With more mobile network operators using Wi-Fi to complement their radio access networks, one begs the question: how’s “carrier Wi-Fi” different from the one I have at home? What exactly is “carrier Wi-Fi”?
While there is no proper, or exact, definition for carrier Wi-Fi, I think it’s more important to realize that the definition has been evolving with time. Personally, I think carrier Wi-Fi is focused on two tracks. First, provide the mobile subscriber a better user experience including easy access to the Wi-Fi network and better quality of service; and second, enable the service provider to scale and manage a network of Wi-Fi access points that can reach into the tens even hundreds of thousands of units. From this point of view, carrier Wi-Fi opens a wide door for differentiation in both equipment ecosystem and service offering.
To home in on some of the features that make Wi-Fi carrier Wi-Fi consider the following:
1- Scalability: some carriers’ Wi-Fi networks comprise tens of thousands of access nodes. Each access node has to support a large number of subscribers on its own (can be a few hundred). The ability to scale a Wi-Fi network requires specific functions and features and consequently, a whole number of features fall under the ‘scalability’ headline such as network management and hardening against interference.
2- Wide area mobility: the ability to maintain a session while moving between Wi-Fi access nodes is an important feature in carrier deployments.
3- Network management: support for thousands of access nodes for important functions like fault, configuration, accounting, performance and security (FCAPS).
4- Carrier-grade security: the Wi-Fi network is hardened to protect it from common security threats (intrusion detection/prevention, denial of service, detection of jamming, logging of events and notification, black lists, etc.). The carrier Wi-Fi network is better protected from external hackers.
5- Integration with the RAN network: backhaul Wi-Fi traffic to the mobile network core where a number control functions can be exercised such as billing, policy, authentication, addressing, mobility management, roaming, content filtering, and lawful intercept.
6- Support for Hotspot 2.0 (marketed as Passpoint by the Wi-Fi Alliance): based on IEEE 802.11u, this feature improves access to the Wi-Fi network through the mobile SIM frees the users from having to think about Wi-Fi access: it removes the need to worry about SSID and authentication.
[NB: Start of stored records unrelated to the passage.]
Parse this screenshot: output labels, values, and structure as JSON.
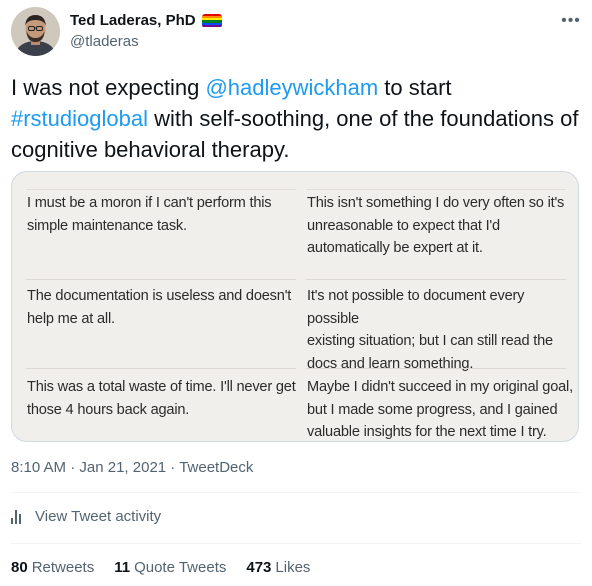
{
  "author": {
    "display_name": "Ted Laderas, PhD",
    "handle": "@tladeras",
    "flag_icon": "rainbow-flag-icon"
  },
  "more_icon": "more-options-icon",
  "tweet": {
    "text_parts": [
      {
        "text": "I was not expecting ",
        "link": false
      },
      {
        "text": "@hadleywickham",
        "link": true
      },
      {
        "text": " to start ",
        "link": false
      },
      {
        "text": "#rstudioglobal",
        "link": true
      },
      {
        "text": " with self-soothing, one of the foundations of cognitive behavioral therapy.",
        "link": false
      }
    ]
  },
  "media": {
    "rows": [
      {
        "left": [
          "I must be a moron if I can't perform this",
          "simple maintenance task."
        ],
        "right": [
          "This isn't something I do very often so it's",
          "unreasonable to expect that I'd",
          "automatically be expert at it."
        ]
      },
      {
        "left": [
          "The documentation is useless and doesn't",
          "help me at all."
        ],
        "right": [
          "It's not possible to document every possible",
          "existing situation; but I can still read the",
          "docs and learn something."
        ]
      },
      {
        "left": [
          "This was a total waste of time. I'll never get",
          "those 4 hours back again."
        ],
        "right": [
          "Maybe I didn't succeed in my original goal,",
          "but I made some progress, and I gained",
          "valuable insights for the next time I try."
        ]
      }
    ]
  },
  "meta": {
    "time": "8:10 AM",
    "separator": " · ",
    "date": "Jan 21, 2021",
    "source": "TweetDeck"
  },
  "activity": {
    "icon": "analytics-icon",
    "label": "View Tweet activity"
  },
  "stats": {
    "retweets_count": "80",
    "retweets_label": "Retweets",
    "quotes_count": "11",
    "quotes_label": "Quote Tweets",
    "likes_count": "473",
    "likes_label": "Likes"
  },
  "colors": {
    "link": "#1d9bf0",
    "secondary_text": "#536471",
    "media_background": "#f1efeb"
  }
}
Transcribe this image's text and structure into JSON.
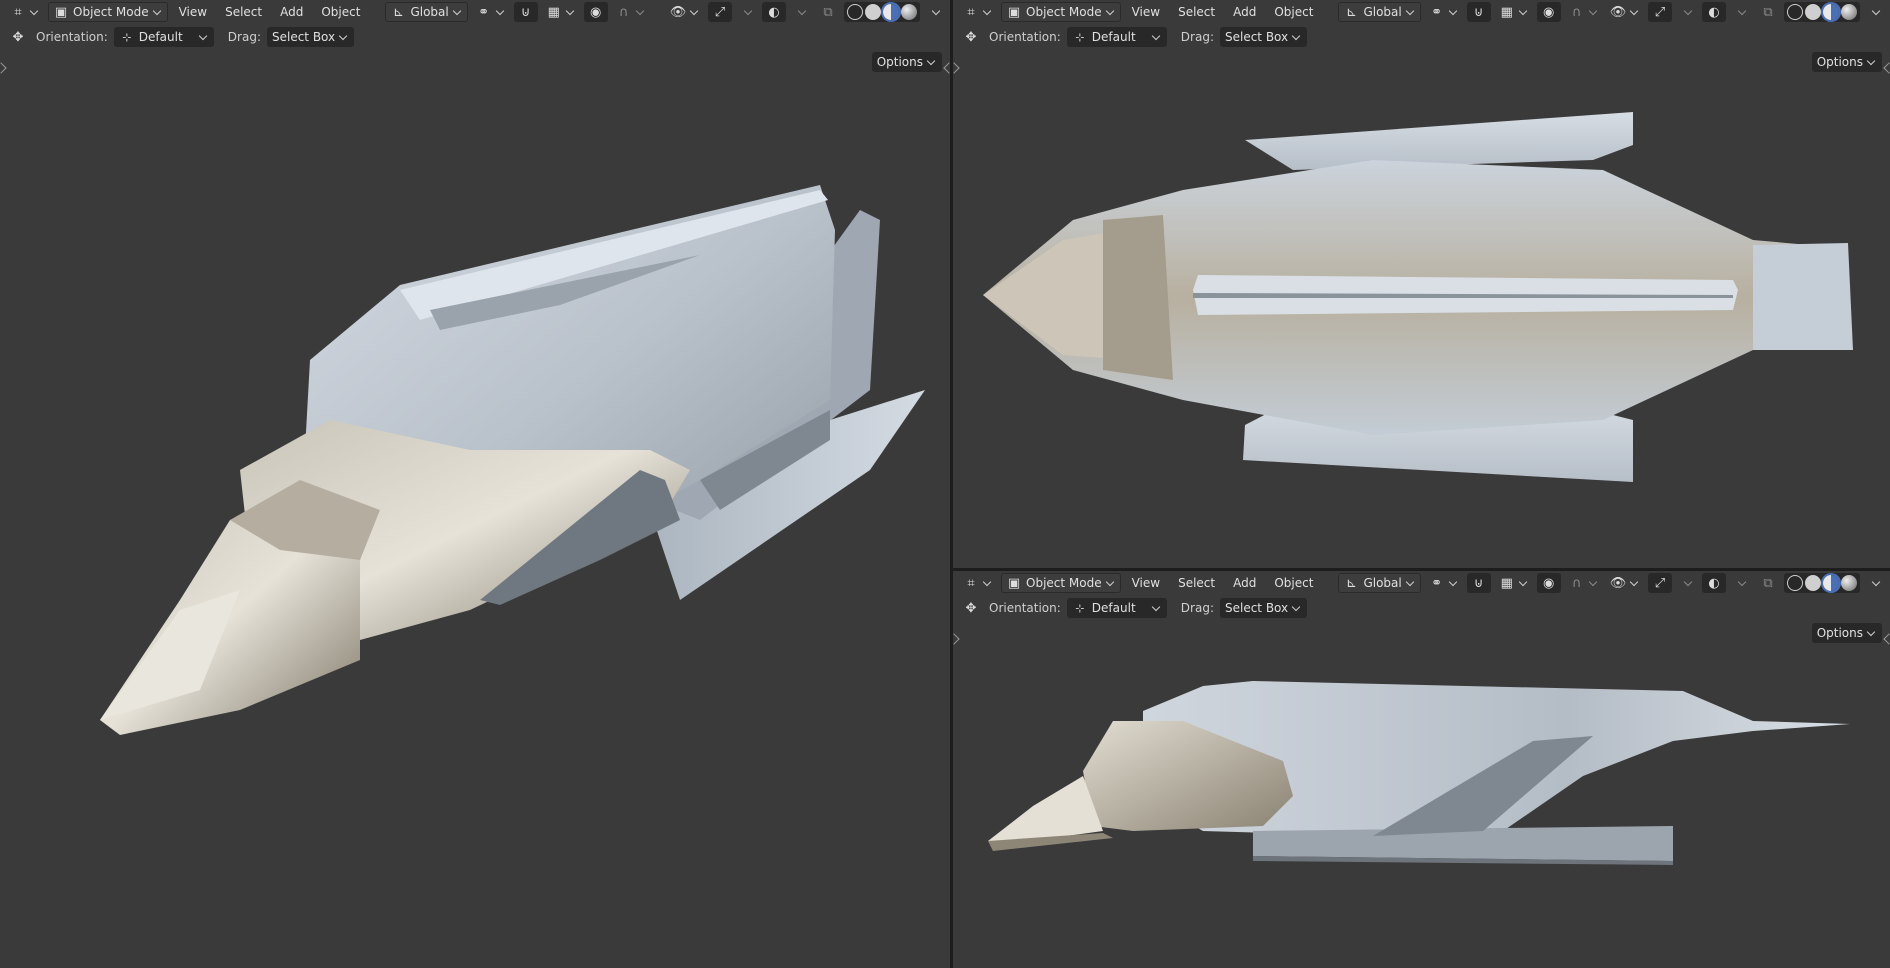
{
  "viewports": [
    {
      "id": "perspective",
      "mode": "Object Mode",
      "menus": [
        "View",
        "Select",
        "Add",
        "Object"
      ],
      "transform_orientation": "Global",
      "orientation_label": "Orientation:",
      "orientation_value": "Default",
      "drag_label": "Drag:",
      "drag_value": "Select Box",
      "options_label": "Options"
    },
    {
      "id": "top",
      "mode": "Object Mode",
      "menus": [
        "View",
        "Select",
        "Add",
        "Object"
      ],
      "transform_orientation": "Global",
      "orientation_label": "Orientation:",
      "orientation_value": "Default",
      "drag_label": "Drag:",
      "drag_value": "Select Box",
      "options_label": "Options"
    },
    {
      "id": "side",
      "mode": "Object Mode",
      "menus": [
        "View",
        "Select",
        "Add",
        "Object"
      ],
      "transform_orientation": "Global",
      "orientation_label": "Orientation:",
      "orientation_value": "Default",
      "drag_label": "Drag:",
      "drag_value": "Select Box",
      "options_label": "Options"
    }
  ],
  "icons": {
    "editor_type": "editor-type-icon",
    "mode": "object-mode-icon",
    "orientation": "transform-gizmo-icon",
    "pivot": "pivot-icon",
    "snap": "snap-magnet-icon",
    "proportional": "proportional-edit-icon",
    "visibility": "visibility-icon",
    "gizmo": "gizmo-icon",
    "overlay": "overlay-icon",
    "xray": "xray-icon",
    "shading_wire": "wireframe-shading-icon",
    "shading_solid": "solid-shading-icon",
    "shading_material": "material-shading-icon",
    "shading_rendered": "rendered-shading-icon"
  },
  "colors": {
    "viewport_bg": "#3a3a3a",
    "active_shading": "#4a6fb5",
    "model_light": "#c8d0d8",
    "model_warm": "#a89e8a"
  }
}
The experience becomes seamless as Wi-Fi integrates with the RAN service.
7- Quality of Experience and Service: The ability to control priorities of service on a customer and/or application basis. Furthermore, to accommodate the wholesale model for neutral hosts, a number of features are available to support QoS/QoE at a level specific to a certain service provider.
8- Network features: carrier Wi-Fi support a number of networking features to provide enhanced services (e.g. multiple SSIDs, 802.1Q VLAN, multicast, SNMP traps for network management, etc.). The networking and management features allow for a neutral host model whereby a single Wi-Fi network operator to build a venue and wholesale to a number of operators.
8- Power, antennas and other enhancements: the access nodes feature full range of output power and improved receiver specifications. Enhanced antennas are used, sometimes with built in intelligence to improve performance in a noisy environment.
9- Hardened access nodes: hardened mechanical enclosure and different mounting options suitable for operator deployments.
From operational and evolutionary perspectives, greater integration with the wireless network to enable policy definition and enforcement will increase the utility of carrier Wi-Fi networks which will make greater use of the 5 GHz band as more devices get equipped with 802.11ac.
The rise of carrier Wi-Fi did not follow a straight path and there were many different attempts in the past at large-scale Wi-Fi network. Many fell through for commercial reasons. However, in the present time, mobile network operators are feeling the heat from high demand on capacity coupled with limited spectrum available for broadband data services. This opened the field for carrier Wi-Fi to significantly expand. Infonetics states that carrier Wi-Fi equipment revenue increased by 53% from 2011 to 2012 and predicts the revenue to reach $3.7 billion in 2017 primarily driven by mobile operators deploying carrier Wi-Fi for data offload. Leading demand is Asia Pacific region, most particularly China, Indonesia and India. Supply is led by Cisco which has the highest market share followed by Ruckus Wireless and Ericsson.
The bottom line is that carrier Wi-Fi is continuing to evolve in a matter that improves the user experience: less congestion, faster download time, better video quality, and fewer service interruptions. In short, carrier Wi-Fi is here to stay.